Every single day cells in our muscles, bones, brain etc die, and when they die they get replaced by stem cells. Stem cells are simply embryonic cells but once you’re born they are called stem cells.
According to Dr. Bruce Lipton, if you isolate a stem cell in a petri dish, regardless of the genes or dna, that is, the instructions of that cell, the culture medium in the petri dish will determine what the stem cells will become. In our body, blood is the culture medium and so the fate of each stem cell is determined by the blood, and the blood chemistry is determined by the brain.
Each and every moment the brain is interpreting the world around us and creating chemistry. When you feel love the body releases growth hormone, which means even more cells will grow. When you feel fear you stimulates the fight or flight nervous systems, release stress hormones and create inflammation within the immune system.
So epigenetics is telling us that genes do not activate themselves, rather their environment determines whether they are activated and so our beliefs control our biology not our genetics. So if we change the way we perceive the world we can change our chemistry and our state of health.
This very concept is discussed within Chinese Medicine when considering the aspect of the emotions that are housed within each of the organs. The term the chinese have given this concept is Shen which translates into Spirit and is said to be housed within the heart. The heart is at the very centre of life in the human being, and the very centre of the self. It is a collection of all perceptions, sensations, information, memories, knowledge, tendencies, ideas, thoughts, desires and emotions. It is the whole of the emotional life, but also the mind, the psychology and the intelligence.

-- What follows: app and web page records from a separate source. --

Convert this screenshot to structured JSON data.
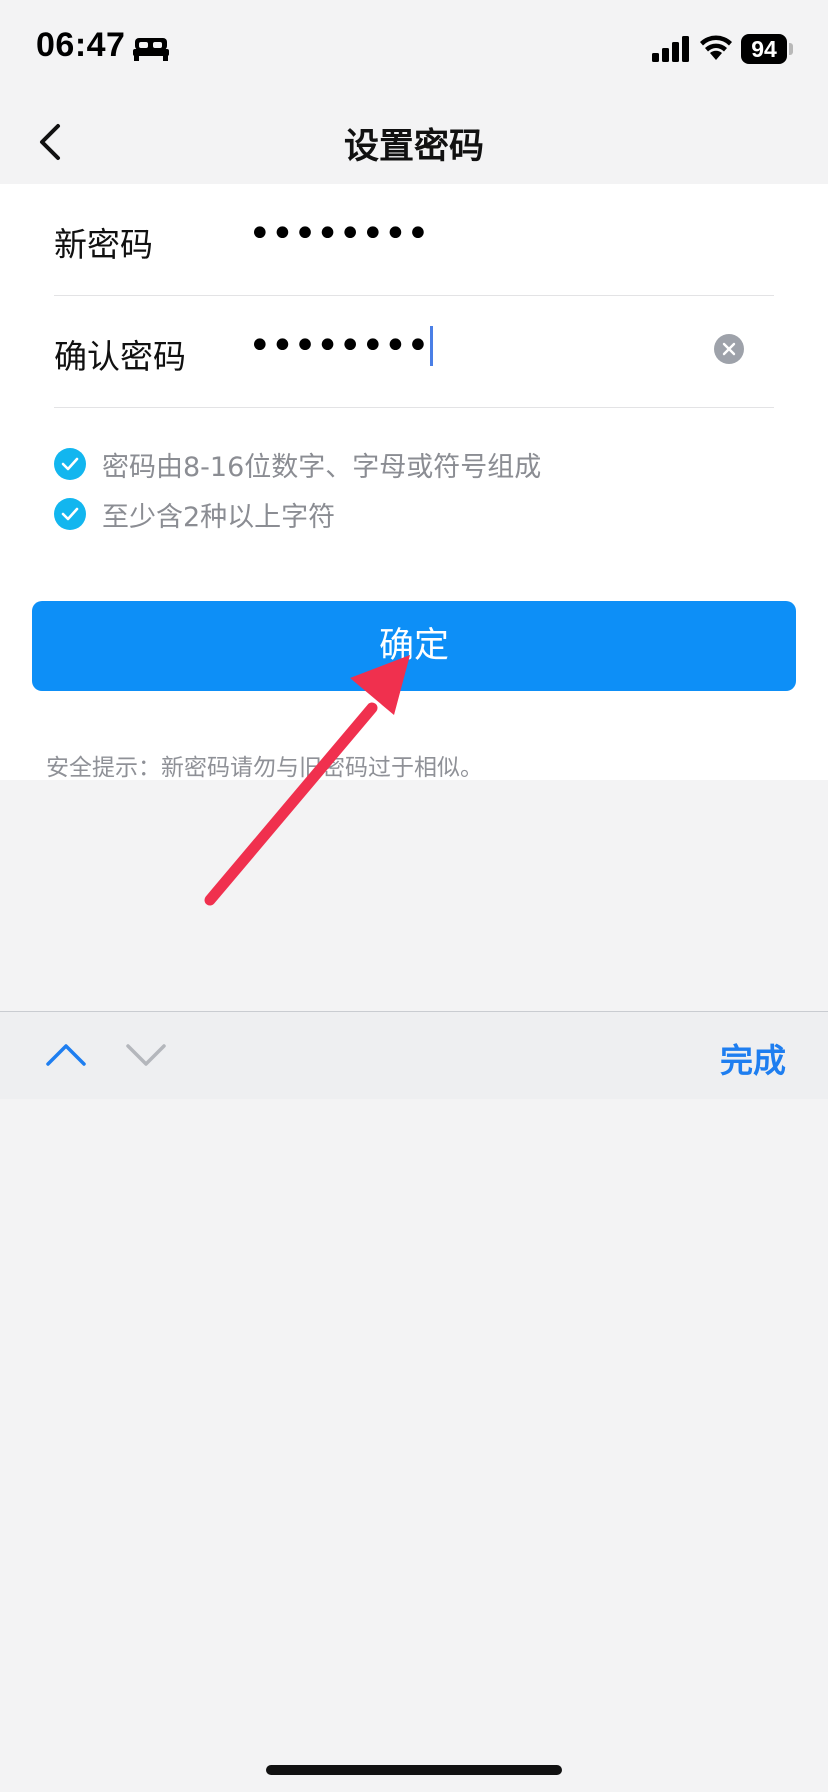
{
  "status_bar": {
    "time": "06:47",
    "focus_icon": "bed-icon",
    "battery": "94"
  },
  "nav": {
    "title": "设置密码",
    "back_icon": "chevron-left-icon"
  },
  "form": {
    "new_password": {
      "label": "新密码",
      "value": "••••••••"
    },
    "confirm_password": {
      "label": "确认密码",
      "value": "••••••••"
    }
  },
  "rules": [
    {
      "text": "密码由8-16位数字、字母或符号组成",
      "met": true
    },
    {
      "text": "至少含2种以上字符",
      "met": true
    }
  ],
  "confirm_button": {
    "label": "确定"
  },
  "security_tip": "安全提示：新密码请勿与旧密码过于相似。",
  "keyboard_toolbar": {
    "done_label": "完成"
  },
  "colors": {
    "accent": "#0d8ff7",
    "check": "#12b6ef",
    "annotation_arrow": "#f0304e",
    "done": "#1e7ef0"
  }
}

Elisabeth Rochat de la Vallé in her talk Art of the Heart says that, “the reactions of the heart depend on the inner disposition – tendencies, ideas, emotions, etc which are within the heart….(and that) the heart is responsible for the correctness or for any distortion in the course of the qi.”
So Qi then is more than just the material substance that moves through our blood vessels and bodily system that is both the trigger for change and the substances that the changes are made of. Qi is also the inherent knowing or intelligence which inspires the processes to occur in the first place. These processes do not take place due to embedded instructions in our genetic makeup rather depend on a catalyst or culture medium within the body to initiate growth or destruction. As we have learnt this catalyst is the Heart or Shen within Chinese medicine and the brain within western medicine.

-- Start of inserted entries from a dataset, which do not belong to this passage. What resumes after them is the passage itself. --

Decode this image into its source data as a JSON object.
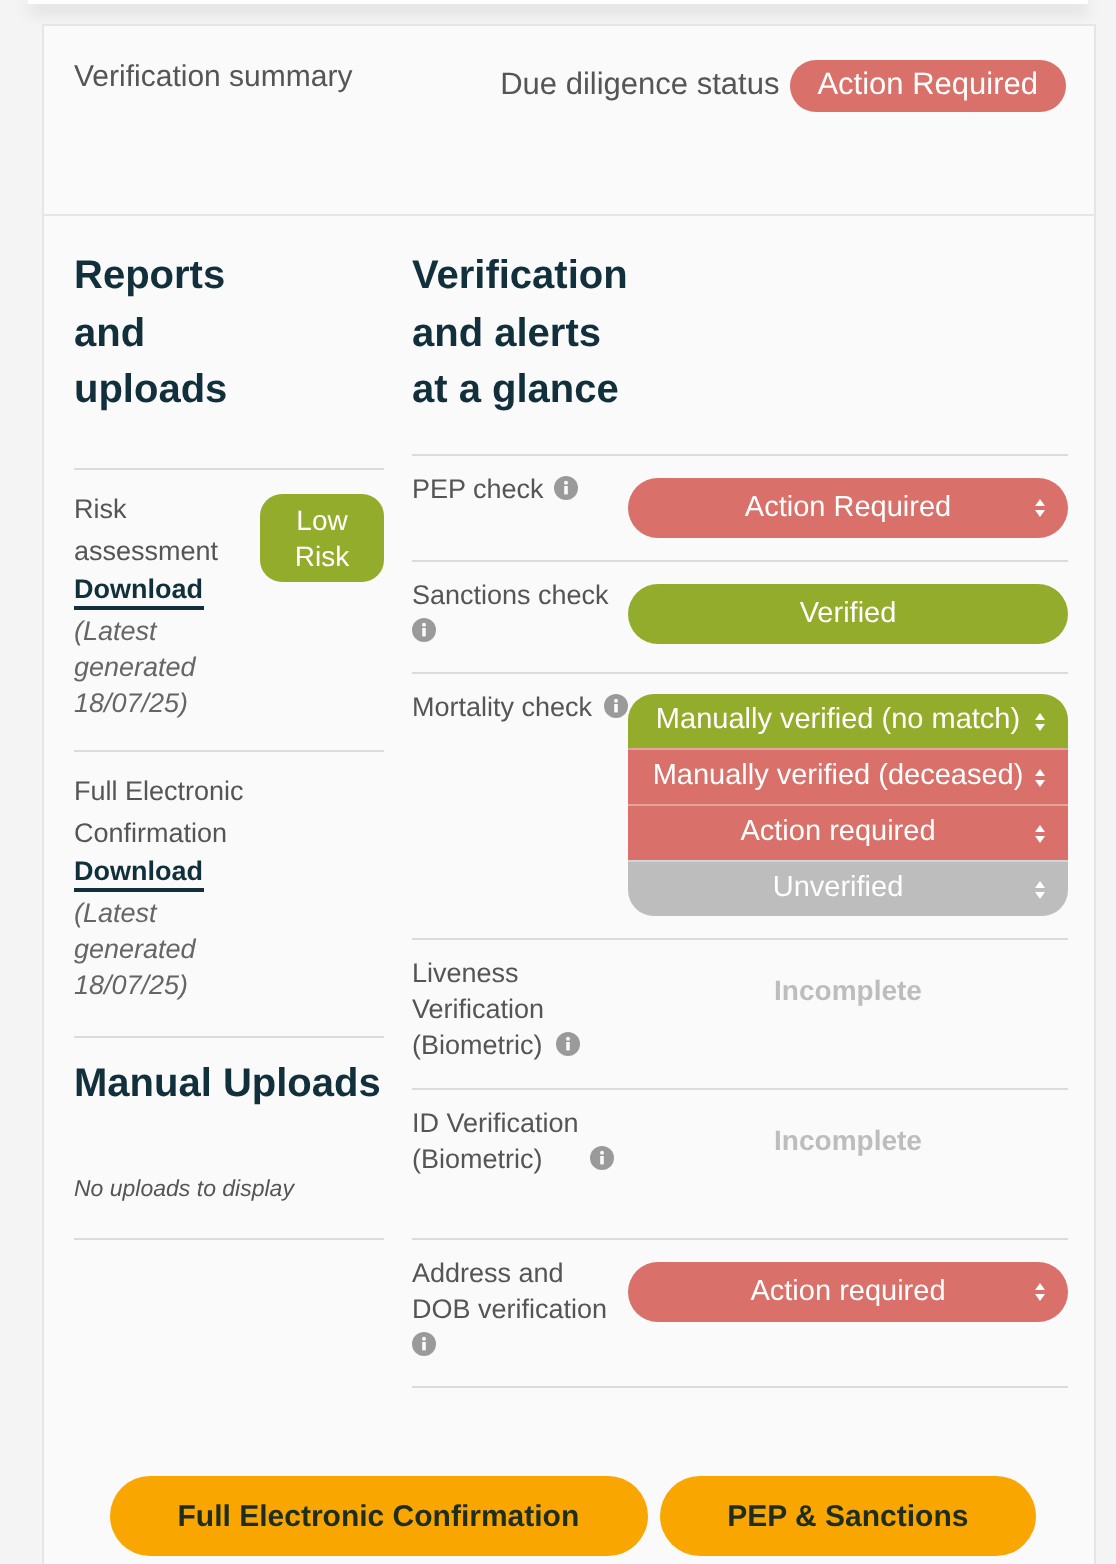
{
  "summary": {
    "title": "Verification summary",
    "status_label": "Due diligence status",
    "status": {
      "text": "Action Required",
      "color": "#d9706a"
    }
  },
  "reports": {
    "heading": "Reports and uploads",
    "items": [
      {
        "label": "Risk assessment",
        "link": "Download",
        "note": "(Latest generated 18/07/25)",
        "badge": {
          "text": "Low Risk",
          "color": "#94ac2c"
        }
      },
      {
        "label": "Full Electronic Confirmation",
        "link": "Download",
        "note": "(Latest generated 18/07/25)"
      }
    ]
  },
  "manual_uploads": {
    "heading": "Manual Uploads",
    "empty_text": "No uploads to display"
  },
  "checks": {
    "heading": "Verification and alerts at a glance",
    "rows": [
      {
        "label": "PEP check",
        "kind": "select",
        "options": [
          {
            "text": "Action Required",
            "color": "#d9706a"
          }
        ]
      },
      {
        "label": "Sanctions check",
        "kind": "status",
        "options": [
          {
            "text": "Verified",
            "color": "#94ac2c"
          }
        ]
      },
      {
        "label": "Mortality check",
        "kind": "select",
        "options": [
          {
            "text": "Manually verified (no match)",
            "color": "#94ac2c"
          },
          {
            "text": "Manually verified (deceased)",
            "color": "#d9706a"
          },
          {
            "text": "Action required",
            "color": "#d9706a"
          },
          {
            "text": "Unverified",
            "color": "#bdbdbd"
          }
        ]
      },
      {
        "label": "Liveness Verification (Biometric)",
        "kind": "text",
        "options": [
          {
            "text": "Incomplete"
          }
        ]
      },
      {
        "label": "ID Verification (Biometric)",
        "kind": "text",
        "options": [
          {
            "text": "Incomplete"
          }
        ]
      },
      {
        "label": "Address and DOB verification",
        "kind": "select",
        "options": [
          {
            "text": "Action required",
            "color": "#d9706a"
          }
        ]
      }
    ]
  },
  "buttons": [
    {
      "text": "Full Electronic Confirmation"
    },
    {
      "text": "PEP & Sanctions"
    }
  ]
}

So if the Heart, or let’s say the mind for arguments sake, can influence the course of Qi, or lets say vital substances and their ability to do their function, then we are now starting to see a lot of parallels between the TCM and western biomedical science.
Ultimately Rochat de la Vallé says that our state of health is “dependent on the way that the heart is able to follow the natural order” which is almost a perfect definition for finding harmony with the Dao. This same process is the way daoist masters have endeavoured to cultivate Qi, discover immortality and aligning themselves with the Dao.
So what does Qi mean for us Yin Yoga practitioners and how do we connect with it? We know of course that this term energy is a mistranslation. We know that it is the material potential for transformation of the vital substances within the body but also the resonance that inspires transformation to occur. We also know that the health of your Qi is indivisible with the spirit or mind and when you are more, lets say “aligned” then your state of Qi will be harmonious and healthy.
I’d like end by reflecting back upon Jarret’s translation of the Dao. For me this is a true definition of how we can harmonise our state of Qi. It is “the way one comes to see and understand oneself”.